## TASK ITEM
Check each line of the entries below for the word "JSON", then state how many lines have it and nothing more.

Stored records
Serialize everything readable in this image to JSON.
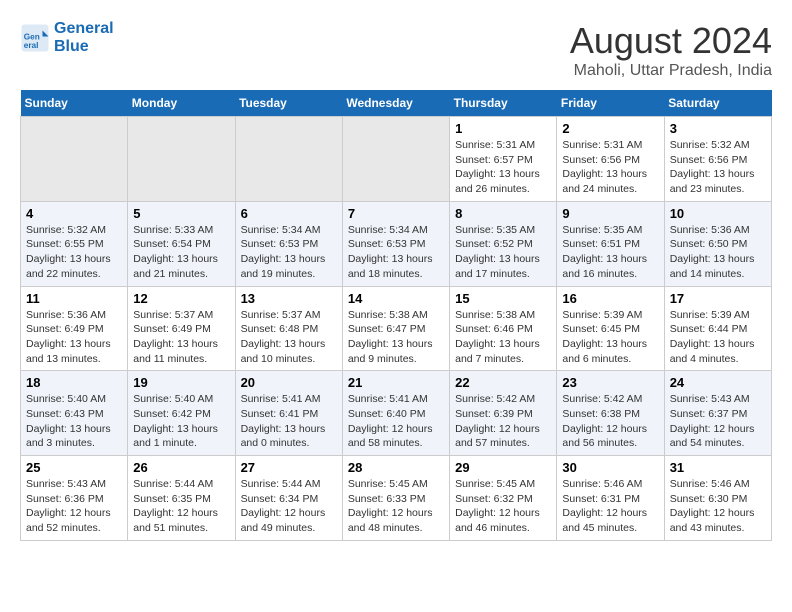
{
  "header": {
    "logo_line1": "General",
    "logo_line2": "Blue",
    "main_title": "August 2024",
    "subtitle": "Maholi, Uttar Pradesh, India"
  },
  "weekdays": [
    "Sunday",
    "Monday",
    "Tuesday",
    "Wednesday",
    "Thursday",
    "Friday",
    "Saturday"
  ],
  "weeks": [
    [
      {
        "day": "",
        "detail": ""
      },
      {
        "day": "",
        "detail": ""
      },
      {
        "day": "",
        "detail": ""
      },
      {
        "day": "",
        "detail": ""
      },
      {
        "day": "1",
        "detail": "Sunrise: 5:31 AM\nSunset: 6:57 PM\nDaylight: 13 hours\nand 26 minutes."
      },
      {
        "day": "2",
        "detail": "Sunrise: 5:31 AM\nSunset: 6:56 PM\nDaylight: 13 hours\nand 24 minutes."
      },
      {
        "day": "3",
        "detail": "Sunrise: 5:32 AM\nSunset: 6:56 PM\nDaylight: 13 hours\nand 23 minutes."
      }
    ],
    [
      {
        "day": "4",
        "detail": "Sunrise: 5:32 AM\nSunset: 6:55 PM\nDaylight: 13 hours\nand 22 minutes."
      },
      {
        "day": "5",
        "detail": "Sunrise: 5:33 AM\nSunset: 6:54 PM\nDaylight: 13 hours\nand 21 minutes."
      },
      {
        "day": "6",
        "detail": "Sunrise: 5:34 AM\nSunset: 6:53 PM\nDaylight: 13 hours\nand 19 minutes."
      },
      {
        "day": "7",
        "detail": "Sunrise: 5:34 AM\nSunset: 6:53 PM\nDaylight: 13 hours\nand 18 minutes."
      },
      {
        "day": "8",
        "detail": "Sunrise: 5:35 AM\nSunset: 6:52 PM\nDaylight: 13 hours\nand 17 minutes."
      },
      {
        "day": "9",
        "detail": "Sunrise: 5:35 AM\nSunset: 6:51 PM\nDaylight: 13 hours\nand 16 minutes."
      },
      {
        "day": "10",
        "detail": "Sunrise: 5:36 AM\nSunset: 6:50 PM\nDaylight: 13 hours\nand 14 minutes."
      }
    ],
    [
      {
        "day": "11",
        "detail": "Sunrise: 5:36 AM\nSunset: 6:49 PM\nDaylight: 13 hours\nand 13 minutes."
      },
      {
        "day": "12",
        "detail": "Sunrise: 5:37 AM\nSunset: 6:49 PM\nDaylight: 13 hours\nand 11 minutes."
      },
      {
        "day": "13",
        "detail": "Sunrise: 5:37 AM\nSunset: 6:48 PM\nDaylight: 13 hours\nand 10 minutes."
      },
      {
        "day": "14",
        "detail": "Sunrise: 5:38 AM\nSunset: 6:47 PM\nDaylight: 13 hours\nand 9 minutes."
      },
      {
        "day": "15",
        "detail": "Sunrise: 5:38 AM\nSunset: 6:46 PM\nDaylight: 13 hours\nand 7 minutes."
      },
      {
        "day": "16",
        "detail": "Sunrise: 5:39 AM\nSunset: 6:45 PM\nDaylight: 13 hours\nand 6 minutes."
      },
      {
        "day": "17",
        "detail": "Sunrise: 5:39 AM\nSunset: 6:44 PM\nDaylight: 13 hours\nand 4 minutes."
      }
    ],
    [
      {
        "day": "18",
        "detail": "Sunrise: 5:40 AM\nSunset: 6:43 PM\nDaylight: 13 hours\nand 3 minutes."
      },
      {
        "day": "19",
        "detail": "Sunrise: 5:40 AM\nSunset: 6:42 PM\nDaylight: 13 hours\nand 1 minute."
      },
      {
        "day": "20",
        "detail": "Sunrise: 5:41 AM\nSunset: 6:41 PM\nDaylight: 13 hours\nand 0 minutes."
      },
      {
        "day": "21",
        "detail": "Sunrise: 5:41 AM\nSunset: 6:40 PM\nDaylight: 12 hours\nand 58 minutes."
      },
      {
        "day": "22",
        "detail": "Sunrise: 5:42 AM\nSunset: 6:39 PM\nDaylight: 12 hours\nand 57 minutes."
      },
      {
        "day": "23",
        "detail": "Sunrise: 5:42 AM\nSunset: 6:38 PM\nDaylight: 12 hours\nand 56 minutes."
      },
      {
        "day": "24",
        "detail": "Sunrise: 5:43 AM\nSunset: 6:37 PM\nDaylight: 12 hours\nand 54 minutes."
      }
    ],
    [
      {
        "day": "25",
        "detail": "Sunrise: 5:43 AM\nSunset: 6:36 PM\nDaylight: 12 hours\nand 52 minutes."
      },
      {
        "day": "26",
        "detail": "Sunrise: 5:44 AM\nSunset: 6:35 PM\nDaylight: 12 hours\nand 51 minutes."
      },
      {
        "day": "27",
        "detail": "Sunrise: 5:44 AM\nSunset: 6:34 PM\nDaylight: 12 hours\nand 49 minutes."
      },
      {
        "day": "28",
        "detail": "Sunrise: 5:45 AM\nSunset: 6:33 PM\nDaylight: 12 hours\nand 48 minutes."
      },
      {
        "day": "29",
        "detail": "Sunrise: 5:45 AM\nSunset: 6:32 PM\nDaylight: 12 hours\nand 46 minutes."
      },
      {
        "day": "30",
        "detail": "Sunrise: 5:46 AM\nSunset: 6:31 PM\nDaylight: 12 hours\nand 45 minutes."
      },
      {
        "day": "31",
        "detail": "Sunrise: 5:46 AM\nSunset: 6:30 PM\nDaylight: 12 hours\nand 43 minutes."
      }
    ]
  ]
}
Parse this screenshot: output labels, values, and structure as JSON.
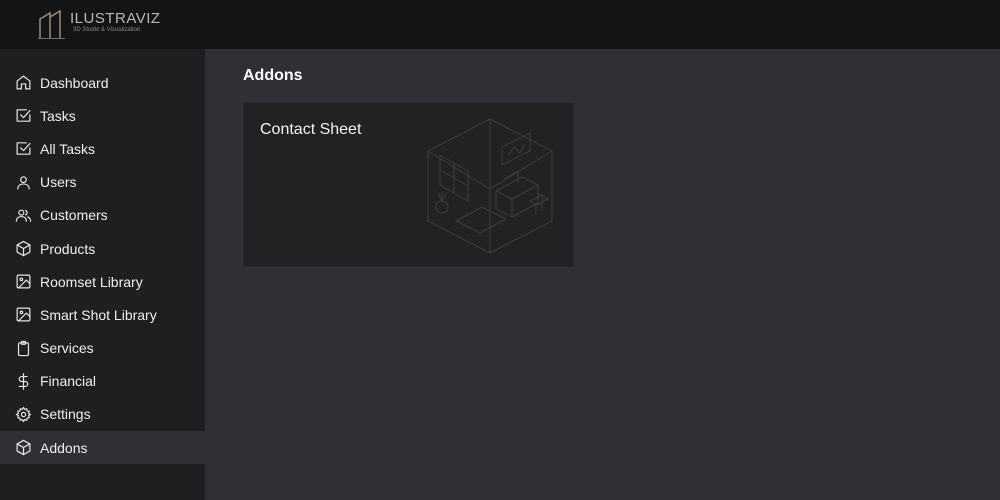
{
  "brand": {
    "name": "ILUSTRAVIZ",
    "tagline": "3D Studio & Visualization"
  },
  "sidebar": {
    "items": [
      {
        "label": "Dashboard",
        "icon": "home-icon",
        "active": false
      },
      {
        "label": "Tasks",
        "icon": "check-square-icon",
        "active": false
      },
      {
        "label": "All Tasks",
        "icon": "check-square-icon",
        "active": false
      },
      {
        "label": "Users",
        "icon": "user-icon",
        "active": false
      },
      {
        "label": "Customers",
        "icon": "users-icon",
        "active": false
      },
      {
        "label": "Products",
        "icon": "box-icon",
        "active": false
      },
      {
        "label": "Roomset Library",
        "icon": "image-icon",
        "active": false
      },
      {
        "label": "Smart Shot Library",
        "icon": "image-icon",
        "active": false
      },
      {
        "label": "Services",
        "icon": "clipboard-icon",
        "active": false
      },
      {
        "label": "Financial",
        "icon": "dollar-icon",
        "active": false
      },
      {
        "label": "Settings",
        "icon": "gear-icon",
        "active": false
      },
      {
        "label": "Addons",
        "icon": "box-icon",
        "active": true
      }
    ]
  },
  "main": {
    "title": "Addons",
    "cards": [
      {
        "title": "Contact Sheet",
        "illustration": "isometric-room-icon"
      }
    ]
  },
  "colors": {
    "topbar": "#141416",
    "sidebar": "#1f1f22",
    "main": "#2f2f35",
    "card": "#222224",
    "active_item": "#2f2f35"
  }
}
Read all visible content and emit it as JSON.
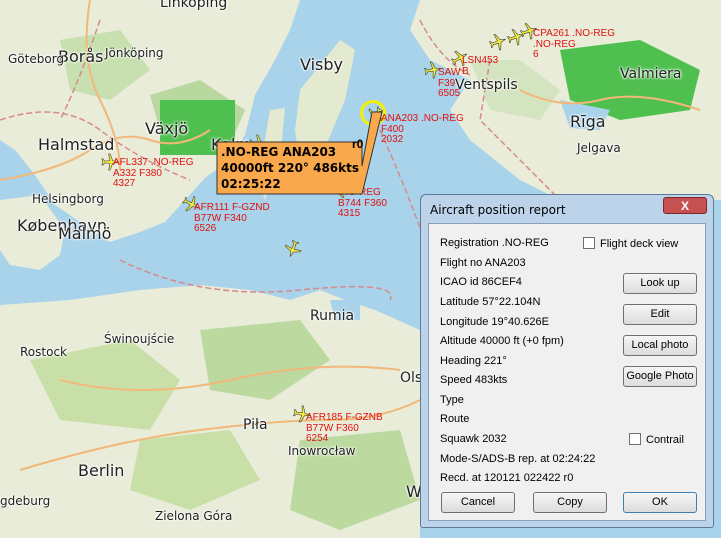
{
  "map": {
    "cities": {
      "linkoping": "Linköping",
      "boras": "Borås",
      "goteborg": "Göteborg",
      "jonkoping": "Jönköping",
      "visby": "Visby",
      "valmiera": "Valmiera",
      "ventspils": "Ventspils",
      "riga": "Rīga",
      "halmstad": "Halmstad",
      "vaxjo": "Växjö",
      "kalmar": "Kalm",
      "jelgava": "Jelgava",
      "helsingborg": "Helsingborg",
      "kobenhavn": "København",
      "malmo": "Malmö",
      "rumia": "Rumia",
      "rostock": "Rostock",
      "swinoujscie": "Świnoujście",
      "olsztyn": "Ols",
      "pila": "Piła",
      "inowroclaw": "Inowrocław",
      "berlin": "Berlin",
      "magdeburg": "gdeburg",
      "zielona_gora": "Zielona Góra",
      "w": "W"
    },
    "aircraft": [
      {
        "line1": "AFL337 .NO-REG",
        "line2": "A332 F380",
        "line3": "4327"
      },
      {
        "line1": "AFR111 F-GZND",
        "line2": "B77W F340",
        "line3": "6526"
      },
      {
        "line1": "ANA203 .NO-REG",
        "line2": "F400",
        "line3": "2032"
      },
      {
        "line1": ".NO-REG",
        "line2": "B744 F360",
        "line3": "4315"
      },
      {
        "line1": "AFR185 F-GZNB",
        "line2": "B77W F360",
        "line3": "6254"
      },
      {
        "line1": "SAW",
        "line2": "F39",
        "line3": "6505"
      },
      {
        "line1": "LSN453",
        "line2": "B",
        "line3": ""
      },
      {
        "line1": "CPA261 .NO-REG",
        "line2": ".NO-REG",
        "line3": "6"
      }
    ],
    "tooltip": {
      "line1": ".NO-REG ANA203",
      "line2": "40000ft 220° 486kts",
      "line3": "02:25:22"
    },
    "ro_marker": "r0"
  },
  "dialog": {
    "title": "Aircraft position report",
    "close_label": "X",
    "fields": {
      "registration": "Registration .NO-REG",
      "flight_no": "Flight no ANA203",
      "icao_id": "ICAO id 86CEF4",
      "latitude": "Latitude  57°22.104N",
      "longitude": "Longitude  19°40.626E",
      "altitude": "Altitude 40000 ft (+0 fpm)",
      "heading": "Heading   221°",
      "speed": "Speed   483kts",
      "type": "Type",
      "route": "Route",
      "squawk": "Squawk 2032",
      "mode_s": "Mode-S/ADS-B rep. at 02:24:22",
      "recd": "Recd. at 120121 022422 r0"
    },
    "checkboxes": {
      "flight_deck_view": "Flight deck view",
      "contrail": "Contrail"
    },
    "buttons": {
      "look_up": "Look up",
      "edit": "Edit",
      "local_photo": "Local photo",
      "google_photo": "Google Photo",
      "cancel": "Cancel",
      "copy": "Copy",
      "ok": "OK"
    }
  }
}
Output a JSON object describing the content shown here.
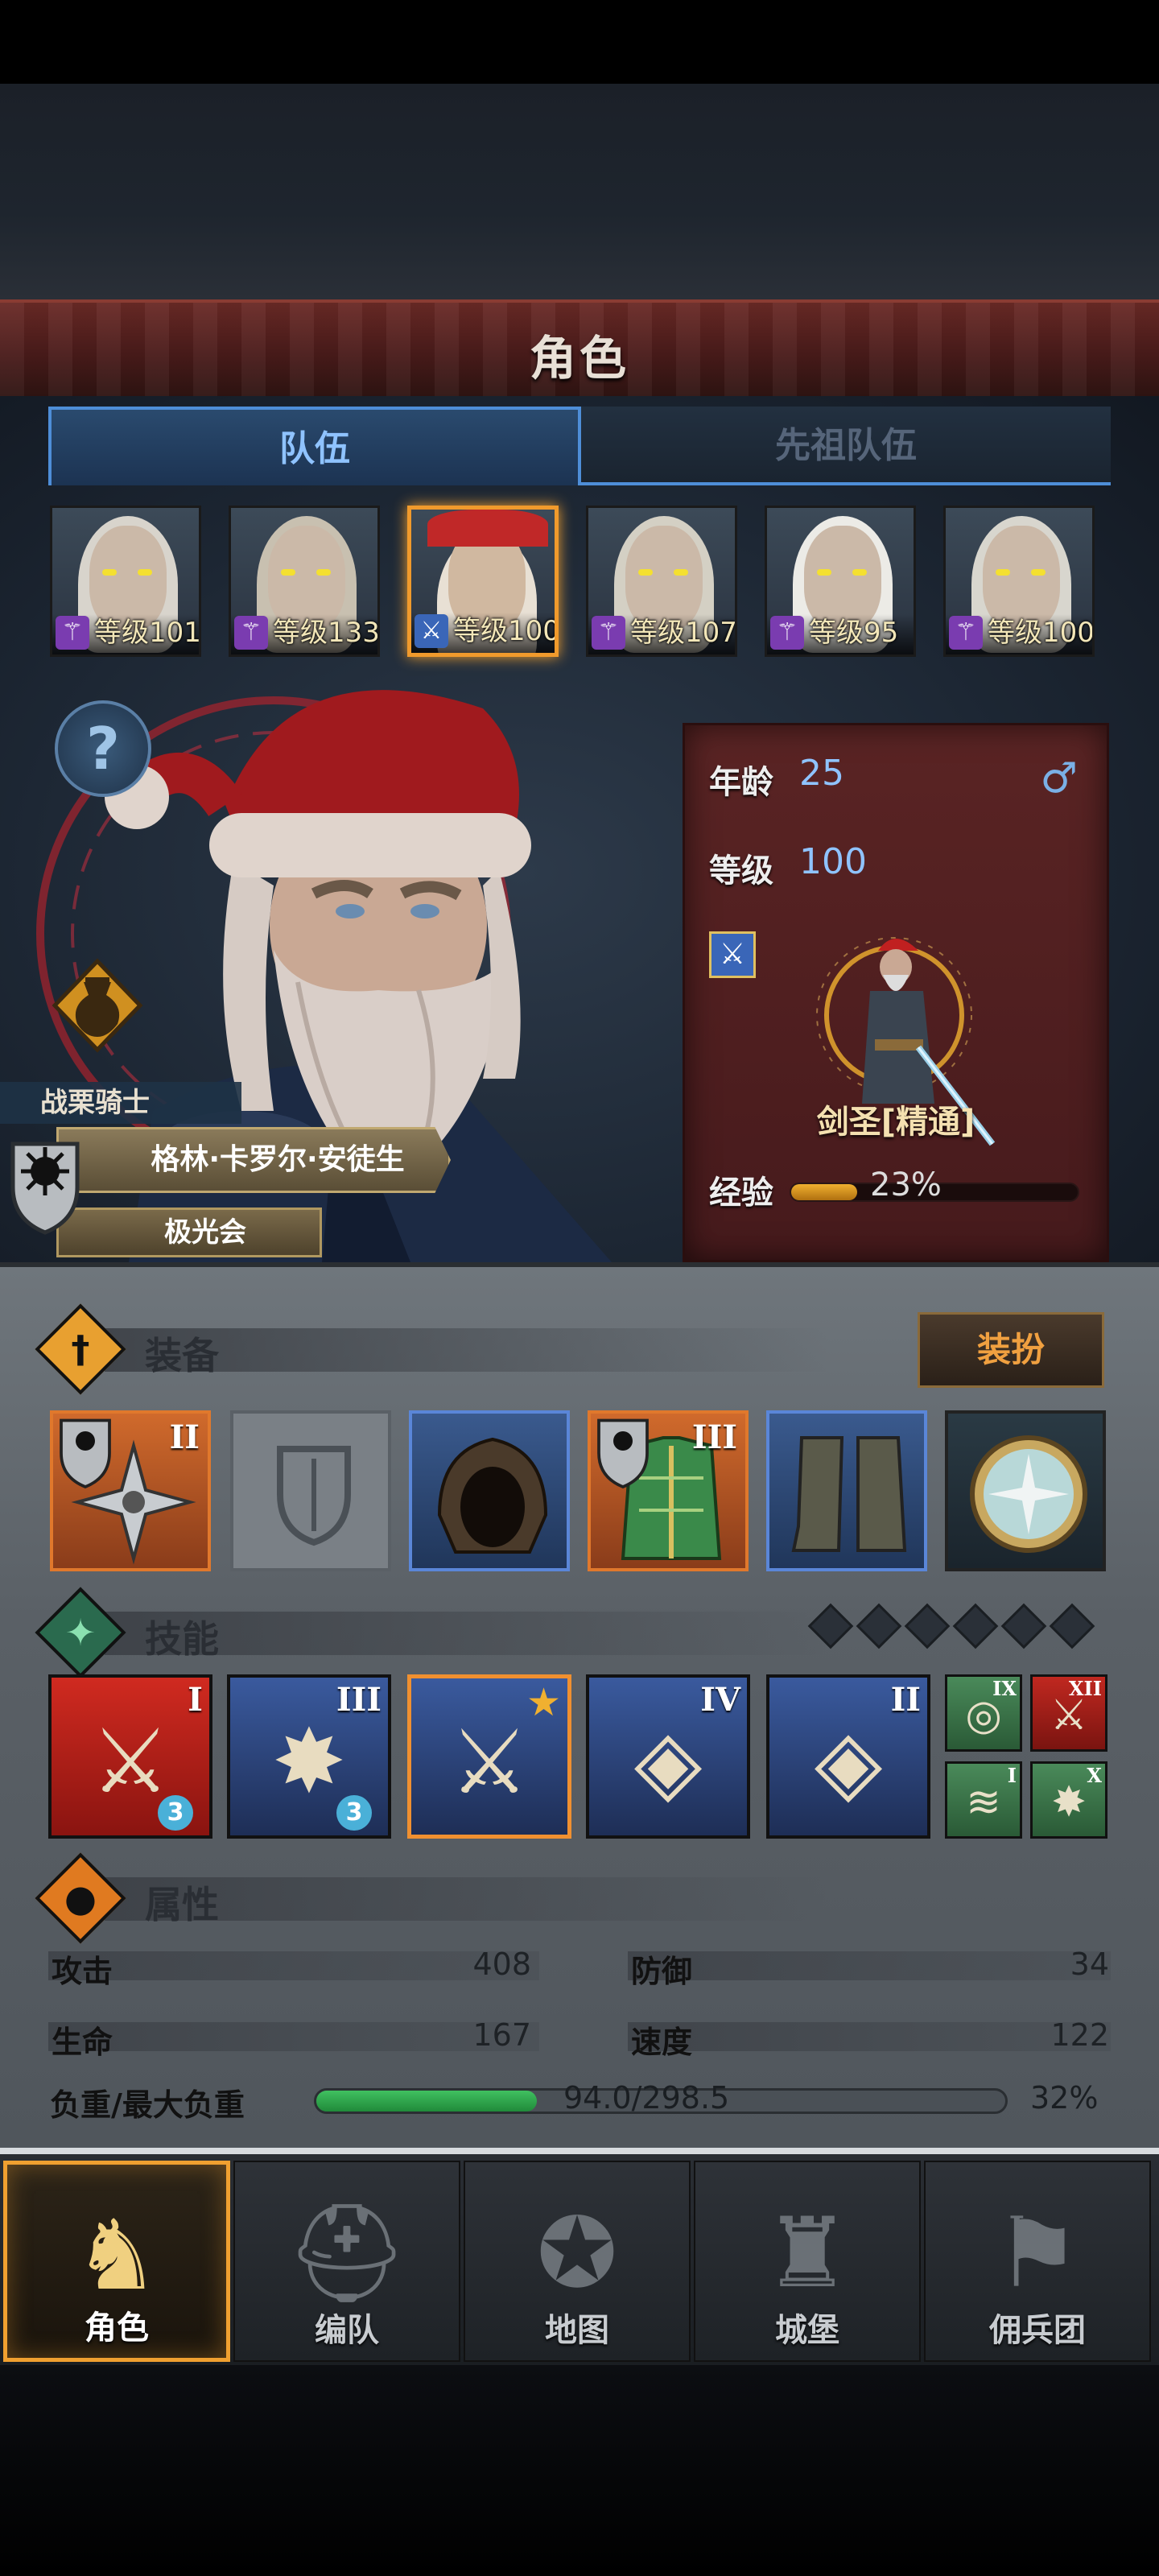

## EXERCISE OUTPUT
4